Ultrasound scans can predict Down's syndrome. A nuchal scan measures the depth of the dark fluid-filled space at the back of the baby's neck at 10-13 weeks of pregnancy. If the space is thicker than usual, your baby may be at risk of Down's.
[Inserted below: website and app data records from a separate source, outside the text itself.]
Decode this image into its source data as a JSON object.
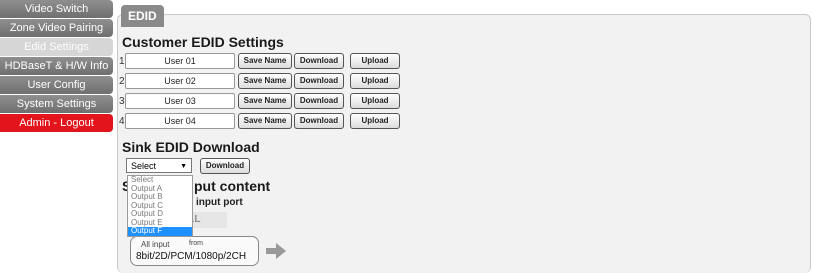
{
  "sidebar": {
    "items": [
      {
        "label": "Video Switch"
      },
      {
        "label": "Zone Video Pairing"
      },
      {
        "label": "Edid Settings"
      },
      {
        "label": "HDBaseT & H/W Info"
      },
      {
        "label": "User Config"
      },
      {
        "label": "System Settings"
      },
      {
        "label": "Admin - Logout"
      }
    ]
  },
  "panel": {
    "tab_label": "EDID"
  },
  "customer": {
    "title": "Customer EDID Settings",
    "rows": [
      {
        "num": "1",
        "name": "User 01"
      },
      {
        "num": "2",
        "name": "User 02"
      },
      {
        "num": "3",
        "name": "User 03"
      },
      {
        "num": "4",
        "name": "User 04"
      }
    ],
    "save_label": "Save Name",
    "download_label": "Download",
    "upload_label": "Upload"
  },
  "sink": {
    "title": "Sink EDID Download",
    "select_value": "Select",
    "download_label": "Download",
    "options": [
      "Select",
      "Output A",
      "Output B",
      "Output C",
      "Output D",
      "Output E",
      "Output F"
    ],
    "selected_index": 6
  },
  "copy": {
    "title_start": "S",
    "title_end": "put content",
    "port_label": "input port",
    "all_label": "ALL",
    "box_line1": "All input",
    "box_from": "from",
    "box_line2": "8bit/2D/PCM/1080p/2CH"
  }
}
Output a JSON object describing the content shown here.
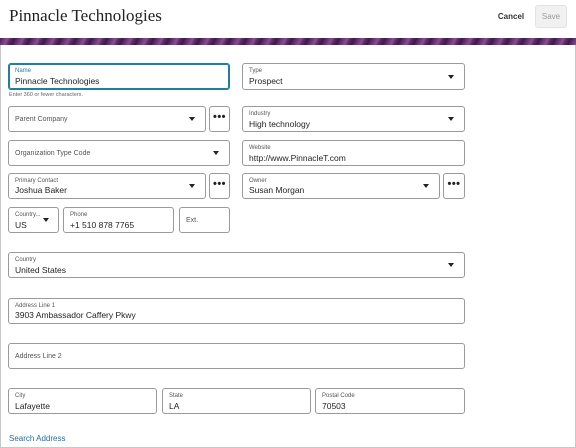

However, an analysis of more than 133,000 babies with and without the condition found that the nuchal scan throws up false positives, signalling Down's when it isn't. Up to 87,000 women would have to be scanned to find one accurate diagnosis (JAMA, 2001; 285: 1044-55). One study of more than 96,000 pregnancies found the scan to be only 80 per cent accurate, even among women at high risk of a Down's baby. These false positives may lead you on to invasive tests such as amniocentesis, which carries a risk of miscarriage (Lancet, 1998; 352: 343-6). Another study found a false-positive rate of 8 per cent (BMJ, 1998; 317: 368).